“Crock pots are for people who think dumping canned beans and a bottle of barbeque sauce together is cooking.”
“Wood stoves are for the Amish.”
“A great deal on clothes would be finding a sporty zip-up sweater on clearance from REI for $25. Patagucci!”
Well, all I can say is . . . my, how life has changed.
Nowadays, on Saturday nights, we put the kids in the kitchen sink for their weekly bath next to the wood stove and dig through our cardboard boxes for the least rumpled Walmart/thrift/dumpster/hand-me-down shirt and jeans to wear to church. Big Country and I will squeeze in our own showers later tonight, our second, or, rarely, third for the week.
The next morning we hop around mud-caked bikes, scooters, and broken strollers to the truck, shouldering our apocalypse-ready diaper bag and Tupperware dishes to return to a kindly friend to whom we’ll give a hug and a smile. We’d love to write a thank-you note, but the stationary is packed, and we’ve been out of forever stamps for months.
We load the kids into their three car seats, moving aside various wrappers, receipts, work clothes, buckets, boots, glass jars, pecans, the occasional dirty diaper, and even sand.
We slam the doors shut, the dent from the tree we hit and meandering windshield cracks prominent. Further down the driveway at the mailbox, we drop our taxes off, which are taped up in a homemade envelope made from a paper grocery sack. There are over a dozen 2 cent and 4 cent stamps covering the front.
I turn around to the back seat throughout the car ride, spooning yogurt and handing pancakes to the two oldest for breakfast.
Later that day, we’ll call a friend last minute to see if she wants to come over for some homemade soup we started that morning in the crock pot. She comes, and we don’t apologize for the beach towel that still faithfully serves as our bathroom wall five months into living in the tiny house. Instead, we laugh and celebrate under the string lights with a jug of Carlo Rossi poured into Mason jars.
Comedian Jim Gaffigan has a classic sketch about McDonald’s. You find out that somebody you know frequents McDonald’s, and you can’t help thinking, “Well well well! I didn’t know I was better than you.”
But the thing is, everyone has their own McDonald’s. Life is messy. Everyone takes the quick and dirty path sometimes, everyone cuts corners somewhere, because life, much more pursuing the things that matter, can be exhausting.
And looks can be deceiving.
So what does success look like? What does poverty look like? And through all this, what about the heart? What about spiritual poverty amidst material plenty? And the reverse, a life as a diamond in the rough, but a diamond nonetheless?
Big Country and I laugh about when we’re old and we’re still scrounging curbs for furniture and the Salvation Army for free bread but are also buying a third house to rent out and someday gift to our kids on their wedding day.

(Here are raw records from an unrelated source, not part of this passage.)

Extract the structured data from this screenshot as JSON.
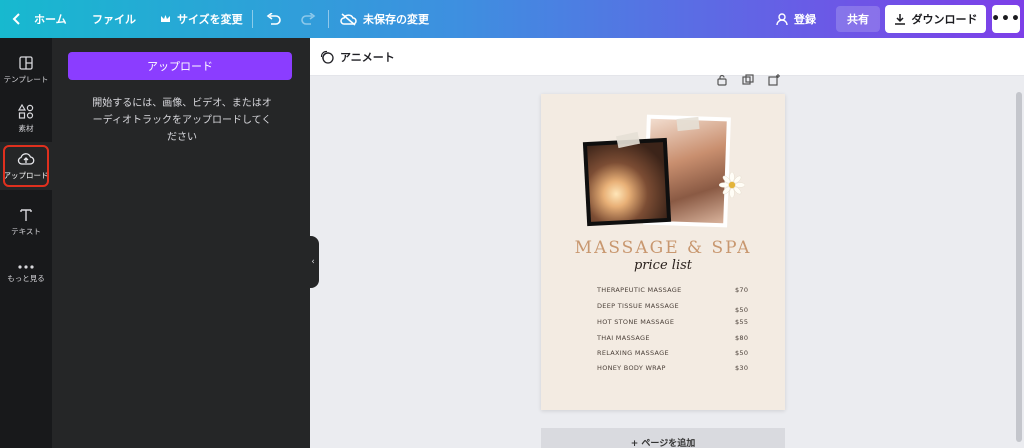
{
  "topbar": {
    "home": "ホーム",
    "file": "ファイル",
    "resize": "サイズを変更",
    "save_status": "未保存の変更",
    "login": "登録",
    "share": "共有",
    "download": "ダウンロード",
    "more": "•••"
  },
  "rail": {
    "items": [
      {
        "label": "テンプレート",
        "icon": "template-icon"
      },
      {
        "label": "素材",
        "icon": "elements-icon"
      },
      {
        "label": "アップロード",
        "icon": "cloud-upload-icon"
      },
      {
        "label": "テキスト",
        "icon": "text-icon"
      },
      {
        "label": "もっと見る",
        "icon": "more-dots-icon"
      }
    ]
  },
  "panel": {
    "upload_button": "アップロード",
    "help_text": "開始するには、画像、ビデオ、またはオーディオトラックをアップロードしてください"
  },
  "subbar": {
    "animate": "アニメート"
  },
  "design": {
    "title": "MASSAGE & SPA",
    "subtitle": "price list",
    "prices": [
      {
        "name": "THERAPEUTIC MASSAGE",
        "price": "$70"
      },
      {
        "name": "DEEP TISSUE MASSAGE",
        "price": "$50"
      },
      {
        "name": "HOT STONE MASSAGE",
        "price": "$55"
      },
      {
        "name": "THAI MASSAGE",
        "price": "$80"
      },
      {
        "name": "RELAXING MASSAGE",
        "price": "$50"
      },
      {
        "name": "HONEY BODY WRAP",
        "price": "$30"
      }
    ]
  },
  "add_page": "+ ページを追加",
  "colors": {
    "accent": "#8b3dff",
    "rail_bg": "#18191b",
    "panel_bg": "#252627",
    "highlight": "#e0301e",
    "title_color": "#c8976f"
  }
}
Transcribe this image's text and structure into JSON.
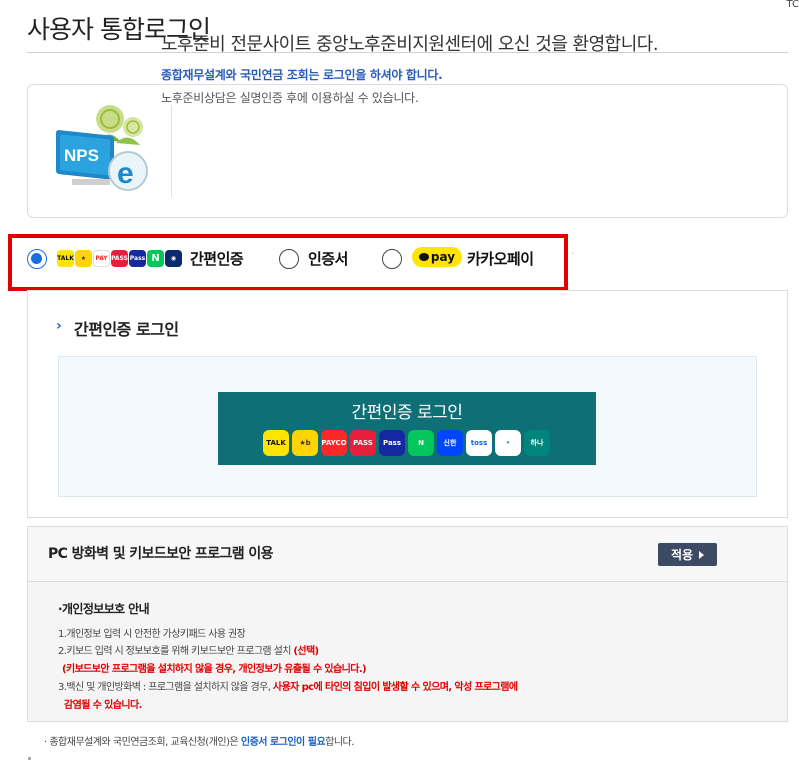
{
  "page_title": "사용자 통합로그인",
  "top_corner": "TC",
  "welcome": {
    "logo_text": "NPS",
    "main": "노후준비 전문사이트 중앙노후준비지원센터에 오신 것을 환영합니다.",
    "note": "종합재무설계와 국민연금 조회는 로그인을 하셔야 합니다.",
    "sub": "노후준비상담은 실명인증 후에 이용하실 수 있습니다."
  },
  "login_methods": [
    {
      "label": "간편인증",
      "selected": true
    },
    {
      "label": "인증서",
      "selected": false
    },
    {
      "label": "카카오페이",
      "selected": false,
      "badge": "pay"
    }
  ],
  "method_icons": [
    "talk-icon",
    "kb-icon",
    "payco-icon",
    "pass-icon",
    "samsung-pass-icon",
    "naver-icon",
    "shinhan-icon"
  ],
  "login_panel": {
    "heading": "간편인증 로그인",
    "button_label": "간편인증 로그인",
    "providers": [
      {
        "name": "kakao-talk",
        "text": "TALK",
        "bg": "#fee500",
        "fg": "#111111"
      },
      {
        "name": "kb",
        "text": "★b",
        "bg": "#ffd400",
        "fg": "#3a3a3a"
      },
      {
        "name": "payco",
        "text": "PAYCO",
        "bg": "#fa2828",
        "fg": "#ffffff"
      },
      {
        "name": "pass",
        "text": "PASS",
        "bg": "#e6203a",
        "fg": "#ffffff"
      },
      {
        "name": "samsung-pass",
        "text": "Pass",
        "bg": "#1428a0",
        "fg": "#ffffff"
      },
      {
        "name": "naver",
        "text": "N",
        "bg": "#03c75a",
        "fg": "#ffffff"
      },
      {
        "name": "shinhan",
        "text": "신한",
        "bg": "#0046ff",
        "fg": "#ffffff"
      },
      {
        "name": "toss",
        "text": "toss",
        "bg": "#ffffff",
        "fg": "#0064ff"
      },
      {
        "name": "bank-salad",
        "text": "•",
        "bg": "#ffffff",
        "fg": "#2fb67a"
      },
      {
        "name": "hana",
        "text": "하나",
        "bg": "#00857c",
        "fg": "#ffffff"
      }
    ]
  },
  "security": {
    "title": "PC 방화벽 및 키보드보안 프로그램 이용",
    "apply_label": "적용",
    "notice_title": "·개인정보보호 안내",
    "line1": "1.개인정보 입력 시 안전한 가상키패드 사용 권장",
    "line2_a": "2.키보드 입력 시 정보보호를 위해 키보드보안 프로그램 설치 ",
    "line2_b": "(선택)",
    "line3": "(키보드보안 프로그램을 설치하지 않을 경우, 개인정보가 유출될 수 있습니다.)",
    "line4_a": "3.백신 및 개인방화벽 : 프로그램을 설치하지 않을 경우, ",
    "line4_b": "사용자 pc에 타인의 침입이 발생할 수 있으며, 악성 프로그램에",
    "line5": "감염될 수 있습니다."
  },
  "footer": {
    "text_a": "· 종합재무설계와 국민연금조회, 교육신청(개인)은 ",
    "text_b": "인증서 로그인이 필요",
    "text_c": "합니다."
  },
  "colors": {
    "highlight_border": "#e30000",
    "login_button": "#0f6f77",
    "radio_selected": "#1a6fe0",
    "apply_button": "#3d4a63"
  }
}
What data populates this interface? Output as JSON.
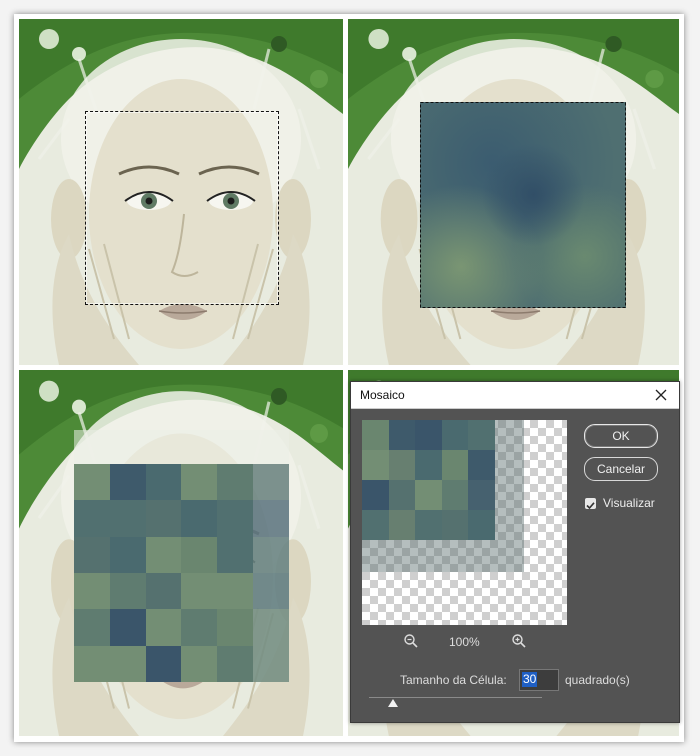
{
  "dialog": {
    "title": "Mosaico",
    "ok_label": "OK",
    "cancel_label": "Cancelar",
    "preview_checkbox_label": "Visualizar",
    "preview_checked": true,
    "zoom_level": "100%",
    "cell_size_label": "Tamanho da Célula:",
    "cell_size_value": "30",
    "cell_size_unit": "quadrado(s)",
    "slider_fraction": 0.12
  },
  "icons": {
    "close": "close-icon",
    "zoom_out": "zoom-out-icon",
    "zoom_in": "zoom-in-icon",
    "check": "checkmark-icon"
  },
  "colors": {
    "dialog_bg": "#535353",
    "mosaic_dark": "#3f5c6a",
    "mosaic_green": "#6f8a72",
    "foliage": "#4f8a3a",
    "skin": "#e7e4d3"
  }
}
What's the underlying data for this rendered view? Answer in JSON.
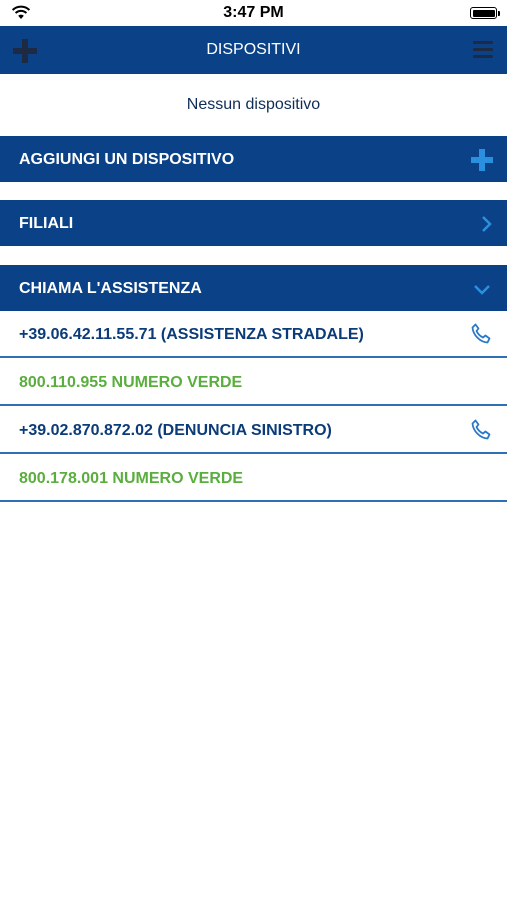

The kids will have their own prejudices to overcome, and maybe they will think we’re absolutely crazy . . . but just maybe they’ll feel pride that we gave it our all for them, too.